## Work order
In the listing below, find each line that holds "handle" and list it.

## Records for processing

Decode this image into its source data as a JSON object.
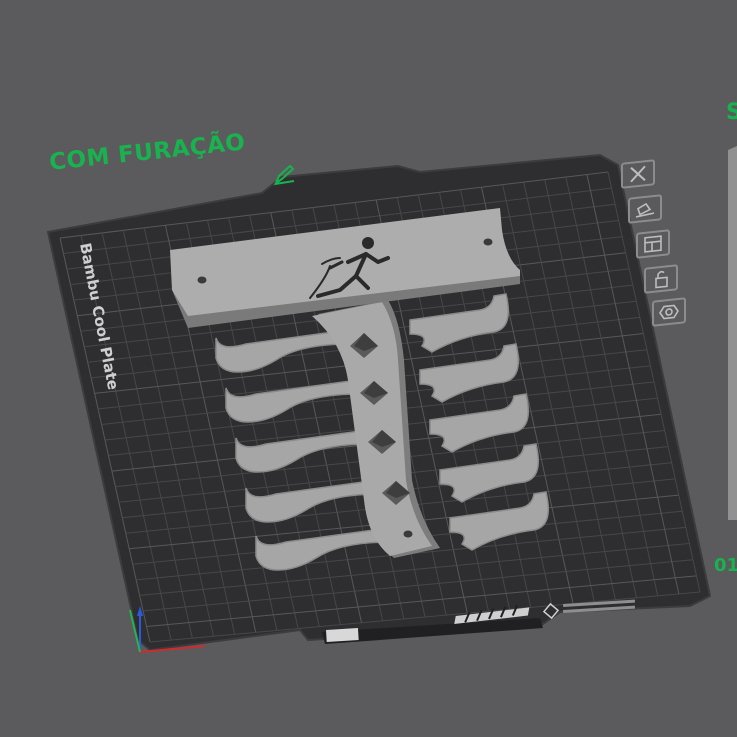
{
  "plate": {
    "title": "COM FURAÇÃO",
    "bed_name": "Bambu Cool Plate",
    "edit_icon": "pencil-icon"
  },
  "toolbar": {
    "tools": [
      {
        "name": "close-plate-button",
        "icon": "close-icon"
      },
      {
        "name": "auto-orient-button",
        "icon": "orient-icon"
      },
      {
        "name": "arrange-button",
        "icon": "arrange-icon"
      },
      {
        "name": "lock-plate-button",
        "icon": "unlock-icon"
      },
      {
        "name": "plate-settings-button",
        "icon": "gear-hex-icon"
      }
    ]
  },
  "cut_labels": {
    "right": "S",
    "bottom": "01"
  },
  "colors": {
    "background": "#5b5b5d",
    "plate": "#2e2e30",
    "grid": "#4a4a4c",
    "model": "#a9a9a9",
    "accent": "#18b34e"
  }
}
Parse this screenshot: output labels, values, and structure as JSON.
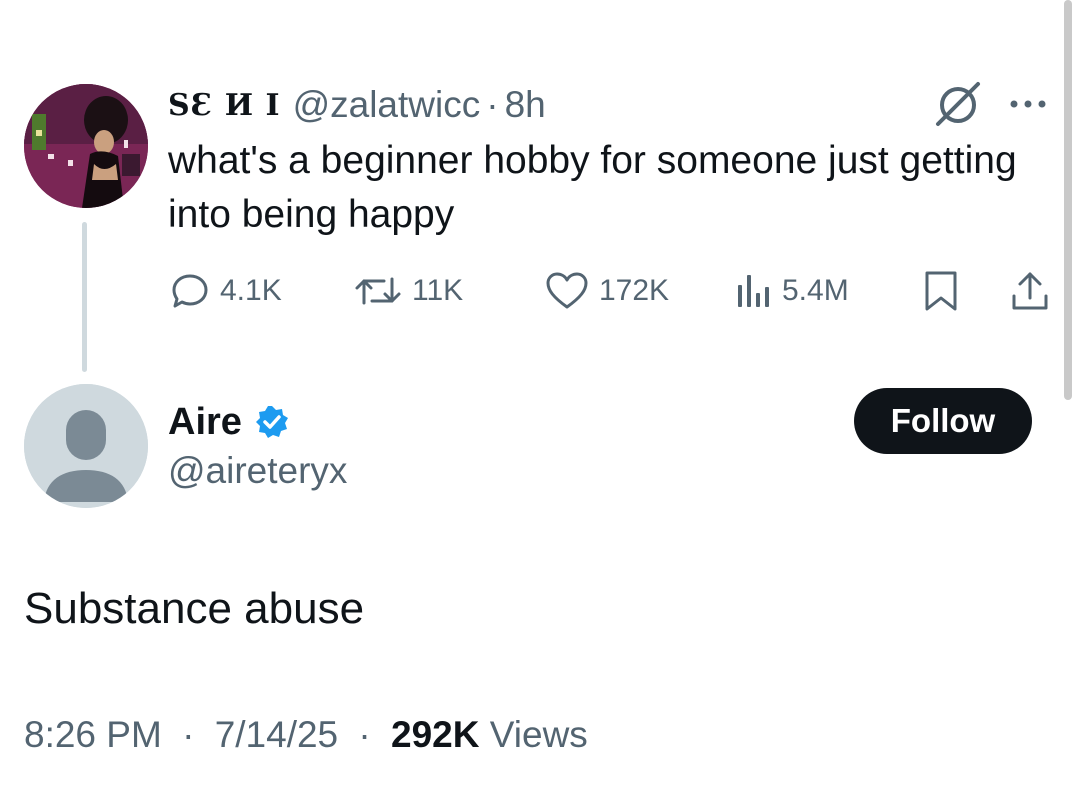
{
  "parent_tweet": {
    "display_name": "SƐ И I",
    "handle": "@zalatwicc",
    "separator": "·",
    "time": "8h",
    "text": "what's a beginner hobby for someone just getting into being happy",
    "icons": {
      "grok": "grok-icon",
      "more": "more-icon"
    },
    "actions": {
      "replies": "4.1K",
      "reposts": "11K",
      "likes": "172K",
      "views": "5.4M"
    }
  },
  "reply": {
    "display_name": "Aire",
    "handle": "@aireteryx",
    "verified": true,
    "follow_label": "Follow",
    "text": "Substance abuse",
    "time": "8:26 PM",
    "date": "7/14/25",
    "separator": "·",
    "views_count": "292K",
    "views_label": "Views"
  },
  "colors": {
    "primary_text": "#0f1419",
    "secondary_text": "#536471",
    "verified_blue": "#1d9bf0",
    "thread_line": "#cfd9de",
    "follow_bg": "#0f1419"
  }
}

## Result for this task
    "handle": "@zalatwicc",
    "handle": "@aireteryx",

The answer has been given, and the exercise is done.